#### WHAT TO WORK ON:
Which lines of the records below contain the string "Angèle"? Report each of them.

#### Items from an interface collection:
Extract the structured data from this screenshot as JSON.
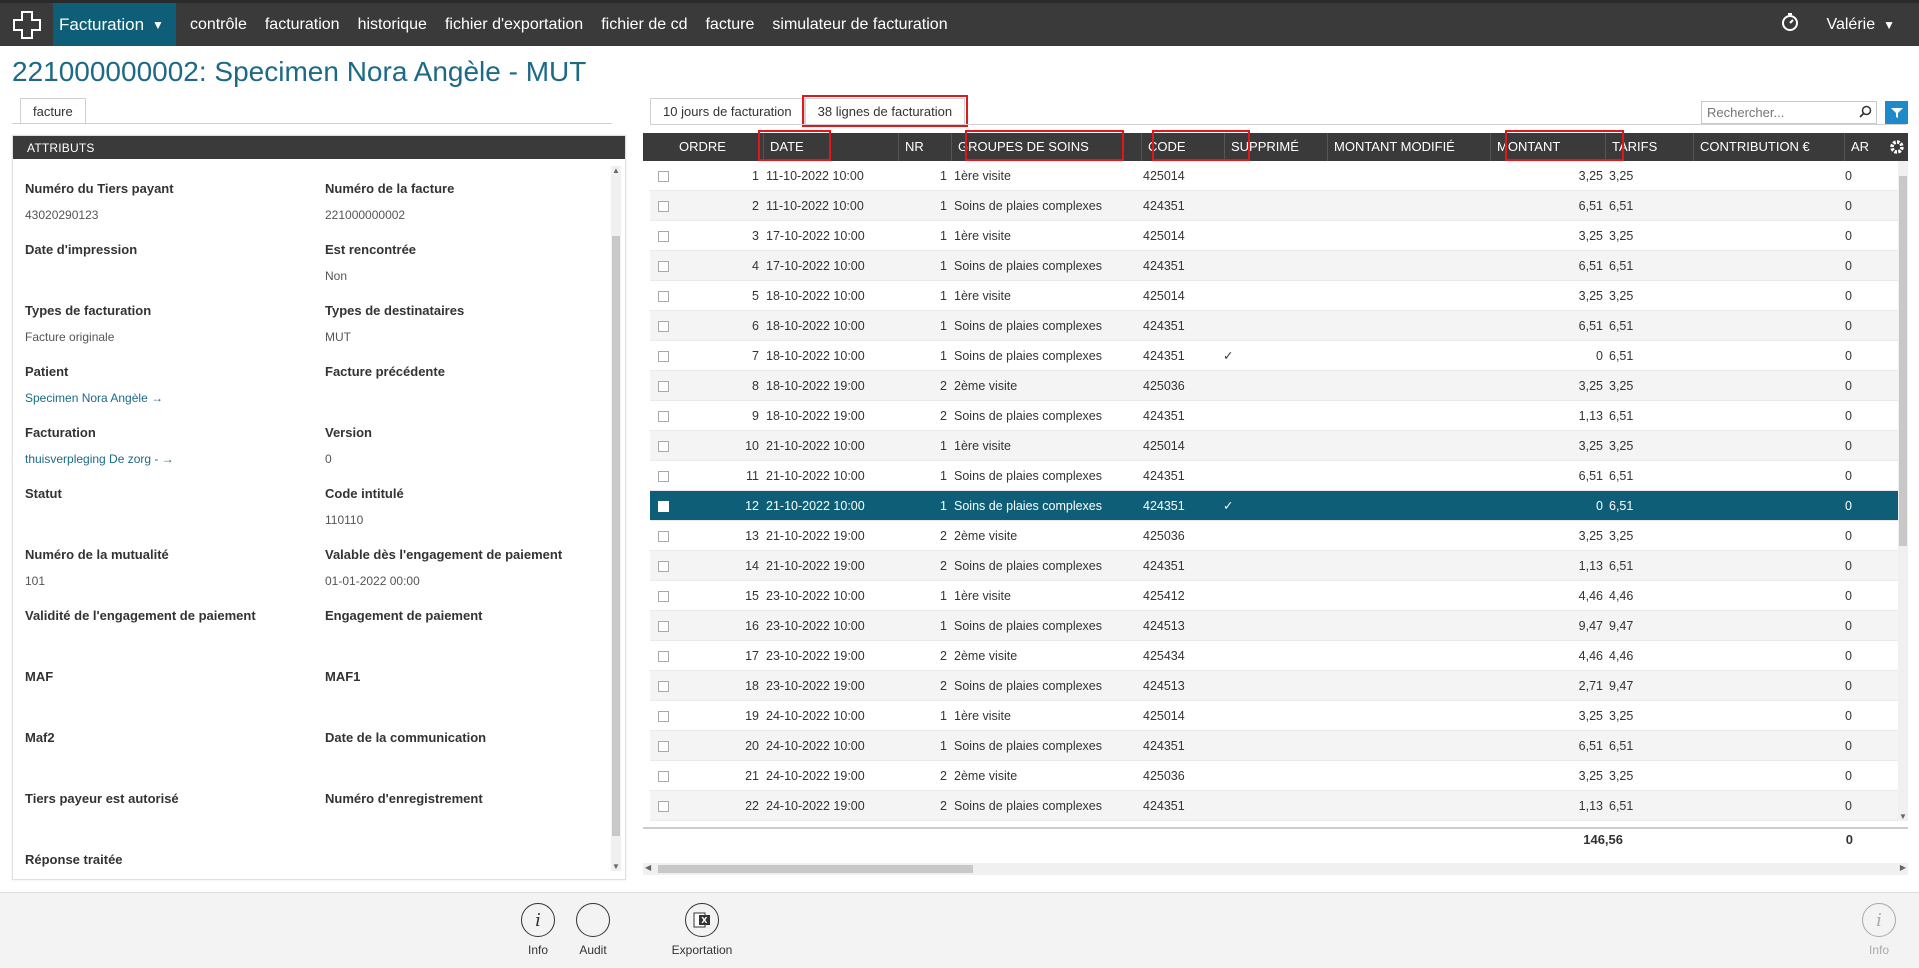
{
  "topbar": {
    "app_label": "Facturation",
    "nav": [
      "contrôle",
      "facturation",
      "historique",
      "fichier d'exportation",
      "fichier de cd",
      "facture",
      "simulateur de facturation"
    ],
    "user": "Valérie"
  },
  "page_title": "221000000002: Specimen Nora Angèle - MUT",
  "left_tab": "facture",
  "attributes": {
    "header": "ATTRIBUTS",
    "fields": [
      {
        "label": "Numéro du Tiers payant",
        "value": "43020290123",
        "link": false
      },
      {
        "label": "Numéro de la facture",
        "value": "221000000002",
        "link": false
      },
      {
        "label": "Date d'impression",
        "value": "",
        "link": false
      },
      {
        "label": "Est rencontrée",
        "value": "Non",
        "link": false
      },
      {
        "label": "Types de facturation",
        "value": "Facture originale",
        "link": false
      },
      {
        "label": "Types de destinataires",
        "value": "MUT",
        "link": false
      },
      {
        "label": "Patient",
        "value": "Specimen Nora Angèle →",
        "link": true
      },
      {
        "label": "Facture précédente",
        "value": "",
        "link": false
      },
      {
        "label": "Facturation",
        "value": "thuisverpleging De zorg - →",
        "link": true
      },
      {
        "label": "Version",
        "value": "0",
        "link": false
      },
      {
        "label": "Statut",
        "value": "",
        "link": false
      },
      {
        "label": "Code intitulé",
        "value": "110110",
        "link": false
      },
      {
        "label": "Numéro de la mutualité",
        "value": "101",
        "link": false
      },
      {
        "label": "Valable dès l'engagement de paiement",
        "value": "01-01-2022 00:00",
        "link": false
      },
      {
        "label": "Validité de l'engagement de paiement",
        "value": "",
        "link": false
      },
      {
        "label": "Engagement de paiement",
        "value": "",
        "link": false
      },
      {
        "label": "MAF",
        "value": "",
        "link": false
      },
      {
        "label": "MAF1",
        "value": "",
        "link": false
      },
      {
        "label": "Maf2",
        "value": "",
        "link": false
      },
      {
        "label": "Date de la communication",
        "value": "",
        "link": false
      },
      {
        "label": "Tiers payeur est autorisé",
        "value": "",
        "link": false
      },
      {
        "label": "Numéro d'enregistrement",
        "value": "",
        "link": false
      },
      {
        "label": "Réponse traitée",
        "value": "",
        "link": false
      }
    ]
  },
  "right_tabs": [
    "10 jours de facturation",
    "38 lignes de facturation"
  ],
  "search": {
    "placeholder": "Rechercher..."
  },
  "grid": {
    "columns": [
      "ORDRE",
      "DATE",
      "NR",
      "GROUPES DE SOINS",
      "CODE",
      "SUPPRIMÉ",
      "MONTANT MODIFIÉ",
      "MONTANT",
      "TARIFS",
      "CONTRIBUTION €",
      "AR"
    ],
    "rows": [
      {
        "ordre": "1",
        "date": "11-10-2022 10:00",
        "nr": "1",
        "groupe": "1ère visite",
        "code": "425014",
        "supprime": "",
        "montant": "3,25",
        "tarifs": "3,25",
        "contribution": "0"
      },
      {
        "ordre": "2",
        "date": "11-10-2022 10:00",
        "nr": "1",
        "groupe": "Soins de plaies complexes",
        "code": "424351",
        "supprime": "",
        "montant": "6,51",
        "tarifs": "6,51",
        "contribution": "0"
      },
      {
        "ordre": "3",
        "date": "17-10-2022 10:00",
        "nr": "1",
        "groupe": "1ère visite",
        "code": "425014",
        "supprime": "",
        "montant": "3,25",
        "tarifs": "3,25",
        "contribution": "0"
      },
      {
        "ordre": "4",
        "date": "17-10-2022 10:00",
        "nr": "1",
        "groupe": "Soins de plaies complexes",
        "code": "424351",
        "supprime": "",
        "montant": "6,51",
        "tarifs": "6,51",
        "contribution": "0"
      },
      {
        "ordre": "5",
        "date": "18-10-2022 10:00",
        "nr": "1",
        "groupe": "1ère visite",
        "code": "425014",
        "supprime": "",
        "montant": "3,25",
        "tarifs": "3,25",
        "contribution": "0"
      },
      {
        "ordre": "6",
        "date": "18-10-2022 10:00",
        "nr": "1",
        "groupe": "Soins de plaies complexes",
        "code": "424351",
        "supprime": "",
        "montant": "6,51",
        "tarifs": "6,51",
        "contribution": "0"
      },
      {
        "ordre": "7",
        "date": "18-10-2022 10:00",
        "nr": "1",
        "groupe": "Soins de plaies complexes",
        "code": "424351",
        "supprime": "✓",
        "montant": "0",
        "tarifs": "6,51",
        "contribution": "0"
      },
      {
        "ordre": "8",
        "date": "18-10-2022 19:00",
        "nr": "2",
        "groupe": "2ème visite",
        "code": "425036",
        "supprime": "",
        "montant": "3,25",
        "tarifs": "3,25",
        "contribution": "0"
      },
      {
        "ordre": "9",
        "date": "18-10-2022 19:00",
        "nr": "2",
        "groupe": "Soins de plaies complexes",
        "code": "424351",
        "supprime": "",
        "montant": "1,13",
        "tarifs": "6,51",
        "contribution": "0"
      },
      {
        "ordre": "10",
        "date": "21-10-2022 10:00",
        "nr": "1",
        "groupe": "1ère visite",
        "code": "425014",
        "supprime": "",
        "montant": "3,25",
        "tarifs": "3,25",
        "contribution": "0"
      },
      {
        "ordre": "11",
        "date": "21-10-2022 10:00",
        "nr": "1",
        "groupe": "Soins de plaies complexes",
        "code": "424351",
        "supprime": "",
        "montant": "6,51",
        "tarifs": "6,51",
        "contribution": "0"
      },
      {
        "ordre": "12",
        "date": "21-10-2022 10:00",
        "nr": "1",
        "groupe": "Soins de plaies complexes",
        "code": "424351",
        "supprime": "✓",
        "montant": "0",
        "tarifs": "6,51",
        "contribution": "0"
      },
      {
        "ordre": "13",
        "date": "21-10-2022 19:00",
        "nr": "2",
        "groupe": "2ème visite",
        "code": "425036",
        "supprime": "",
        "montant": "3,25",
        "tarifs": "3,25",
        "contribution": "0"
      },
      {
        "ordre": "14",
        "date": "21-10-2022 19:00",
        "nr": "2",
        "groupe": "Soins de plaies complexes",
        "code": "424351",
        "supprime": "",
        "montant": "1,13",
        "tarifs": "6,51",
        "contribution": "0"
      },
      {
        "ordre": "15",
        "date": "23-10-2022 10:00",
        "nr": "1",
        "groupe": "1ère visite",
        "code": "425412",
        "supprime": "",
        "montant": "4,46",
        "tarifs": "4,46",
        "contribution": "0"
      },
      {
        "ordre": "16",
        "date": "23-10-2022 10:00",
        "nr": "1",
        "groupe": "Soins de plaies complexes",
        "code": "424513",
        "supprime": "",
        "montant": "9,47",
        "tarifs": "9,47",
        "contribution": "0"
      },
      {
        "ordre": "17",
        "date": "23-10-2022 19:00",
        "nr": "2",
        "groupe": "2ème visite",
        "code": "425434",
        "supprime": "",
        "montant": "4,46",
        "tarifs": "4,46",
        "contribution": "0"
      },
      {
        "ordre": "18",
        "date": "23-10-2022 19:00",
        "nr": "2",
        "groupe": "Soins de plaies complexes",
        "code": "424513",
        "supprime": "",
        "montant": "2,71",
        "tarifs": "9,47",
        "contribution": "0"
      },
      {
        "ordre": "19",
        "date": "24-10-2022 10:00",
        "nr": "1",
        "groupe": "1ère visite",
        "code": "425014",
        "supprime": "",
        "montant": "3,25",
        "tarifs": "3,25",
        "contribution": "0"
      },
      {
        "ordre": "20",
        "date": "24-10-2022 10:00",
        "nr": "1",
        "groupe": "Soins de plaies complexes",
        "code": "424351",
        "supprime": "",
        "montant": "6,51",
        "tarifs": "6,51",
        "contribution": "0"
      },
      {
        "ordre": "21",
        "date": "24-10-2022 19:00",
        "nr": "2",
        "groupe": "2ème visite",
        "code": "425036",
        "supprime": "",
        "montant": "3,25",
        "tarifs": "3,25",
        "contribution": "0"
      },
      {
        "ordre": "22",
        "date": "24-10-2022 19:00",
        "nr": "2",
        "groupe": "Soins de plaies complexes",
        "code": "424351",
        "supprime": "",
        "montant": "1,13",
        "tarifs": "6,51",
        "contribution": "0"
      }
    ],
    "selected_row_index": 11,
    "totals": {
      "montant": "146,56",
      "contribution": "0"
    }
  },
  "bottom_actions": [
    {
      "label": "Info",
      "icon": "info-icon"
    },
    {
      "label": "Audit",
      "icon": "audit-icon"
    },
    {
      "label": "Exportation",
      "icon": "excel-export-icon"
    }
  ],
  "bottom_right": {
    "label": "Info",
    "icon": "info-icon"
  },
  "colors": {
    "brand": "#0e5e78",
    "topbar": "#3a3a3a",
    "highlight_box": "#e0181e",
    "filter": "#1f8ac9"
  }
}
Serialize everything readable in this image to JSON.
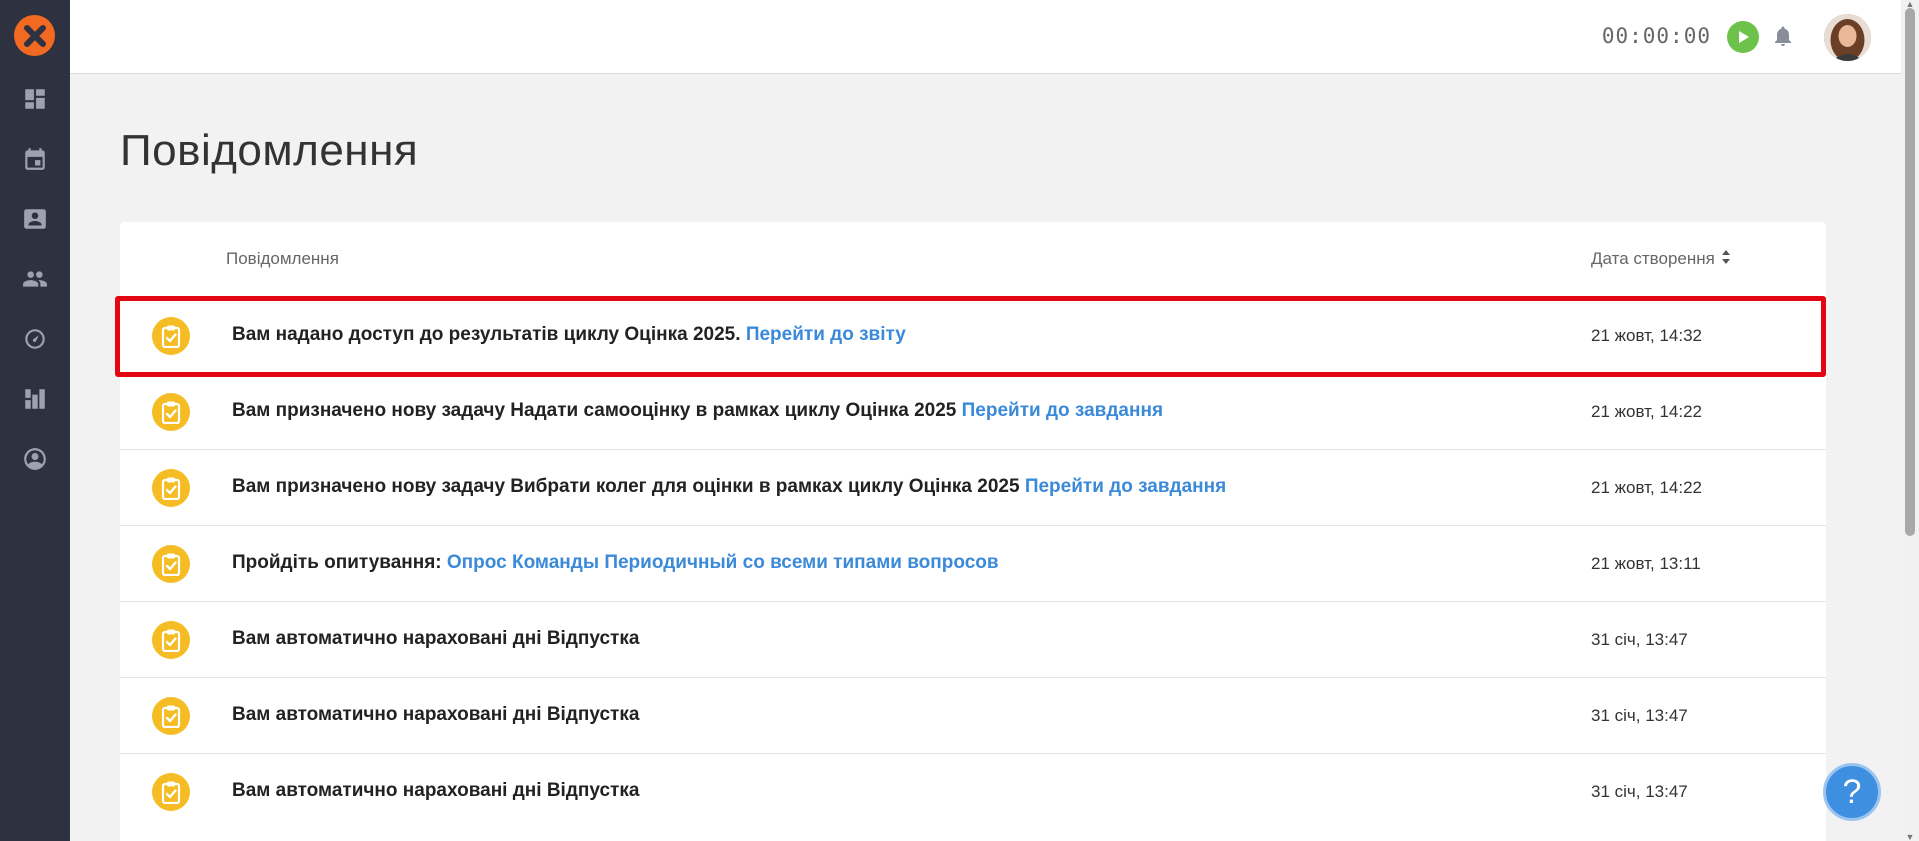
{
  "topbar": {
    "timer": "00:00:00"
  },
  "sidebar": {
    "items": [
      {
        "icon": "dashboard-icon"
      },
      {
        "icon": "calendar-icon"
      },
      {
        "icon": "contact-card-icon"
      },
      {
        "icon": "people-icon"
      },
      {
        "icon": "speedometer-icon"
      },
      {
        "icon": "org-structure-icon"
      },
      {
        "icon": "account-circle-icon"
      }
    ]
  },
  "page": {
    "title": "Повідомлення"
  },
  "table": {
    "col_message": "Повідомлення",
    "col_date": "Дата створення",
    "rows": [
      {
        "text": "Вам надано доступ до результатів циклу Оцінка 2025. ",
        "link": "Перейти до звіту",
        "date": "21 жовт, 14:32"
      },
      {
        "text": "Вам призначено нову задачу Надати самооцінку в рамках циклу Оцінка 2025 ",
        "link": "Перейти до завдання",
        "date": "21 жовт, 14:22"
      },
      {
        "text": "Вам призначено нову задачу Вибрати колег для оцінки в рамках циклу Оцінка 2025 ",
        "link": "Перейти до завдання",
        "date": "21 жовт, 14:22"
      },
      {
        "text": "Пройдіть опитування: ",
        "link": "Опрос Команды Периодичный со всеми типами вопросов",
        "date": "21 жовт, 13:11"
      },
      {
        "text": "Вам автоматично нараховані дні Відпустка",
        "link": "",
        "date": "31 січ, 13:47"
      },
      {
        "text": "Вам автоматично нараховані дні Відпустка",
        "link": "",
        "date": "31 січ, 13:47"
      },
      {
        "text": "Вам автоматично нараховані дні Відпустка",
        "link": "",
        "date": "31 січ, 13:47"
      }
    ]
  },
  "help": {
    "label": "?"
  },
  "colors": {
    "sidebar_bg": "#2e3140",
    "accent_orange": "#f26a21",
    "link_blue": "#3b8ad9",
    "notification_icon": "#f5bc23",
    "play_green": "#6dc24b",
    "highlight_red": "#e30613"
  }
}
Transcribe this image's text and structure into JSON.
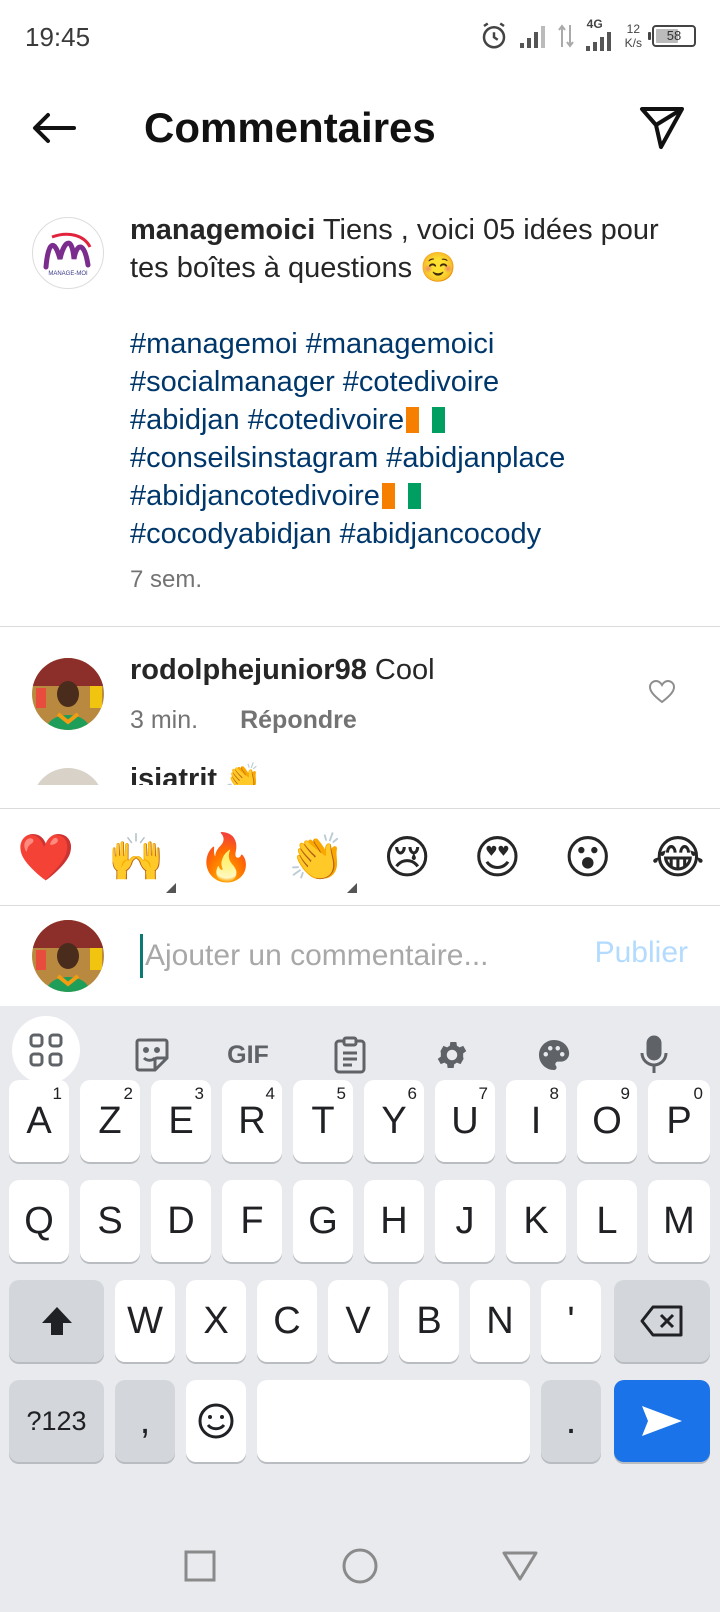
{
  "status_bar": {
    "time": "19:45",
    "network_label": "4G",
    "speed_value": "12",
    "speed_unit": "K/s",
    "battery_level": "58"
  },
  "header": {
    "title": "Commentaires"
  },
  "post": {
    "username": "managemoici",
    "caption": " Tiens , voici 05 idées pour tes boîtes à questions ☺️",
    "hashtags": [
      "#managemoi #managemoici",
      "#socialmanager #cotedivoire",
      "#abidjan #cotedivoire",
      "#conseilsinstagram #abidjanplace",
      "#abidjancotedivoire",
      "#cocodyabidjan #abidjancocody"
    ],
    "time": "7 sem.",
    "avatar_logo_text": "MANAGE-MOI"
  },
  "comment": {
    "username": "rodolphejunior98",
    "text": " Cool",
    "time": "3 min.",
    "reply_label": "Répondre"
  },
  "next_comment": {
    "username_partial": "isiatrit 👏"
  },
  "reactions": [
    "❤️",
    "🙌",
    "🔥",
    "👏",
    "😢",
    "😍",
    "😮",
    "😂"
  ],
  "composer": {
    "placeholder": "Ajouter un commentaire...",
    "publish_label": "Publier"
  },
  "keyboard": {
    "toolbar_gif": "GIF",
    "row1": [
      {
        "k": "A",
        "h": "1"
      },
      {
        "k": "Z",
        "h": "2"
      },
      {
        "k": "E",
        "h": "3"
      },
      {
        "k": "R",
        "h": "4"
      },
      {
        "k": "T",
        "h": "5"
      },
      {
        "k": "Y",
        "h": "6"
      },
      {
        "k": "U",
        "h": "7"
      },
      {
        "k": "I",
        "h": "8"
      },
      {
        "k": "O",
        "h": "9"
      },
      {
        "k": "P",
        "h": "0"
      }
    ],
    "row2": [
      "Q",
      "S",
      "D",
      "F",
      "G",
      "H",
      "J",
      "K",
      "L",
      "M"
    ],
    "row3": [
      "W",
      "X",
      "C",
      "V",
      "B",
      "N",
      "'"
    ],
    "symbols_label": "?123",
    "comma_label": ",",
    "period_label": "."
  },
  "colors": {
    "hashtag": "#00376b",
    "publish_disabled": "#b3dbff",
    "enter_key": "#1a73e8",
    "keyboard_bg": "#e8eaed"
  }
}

#### RESULT OF THE EXERCISE:
  "page_title": "221000000002: Specimen Nora Angèle - MUT",
        "value": "Specimen Nora Angèle →",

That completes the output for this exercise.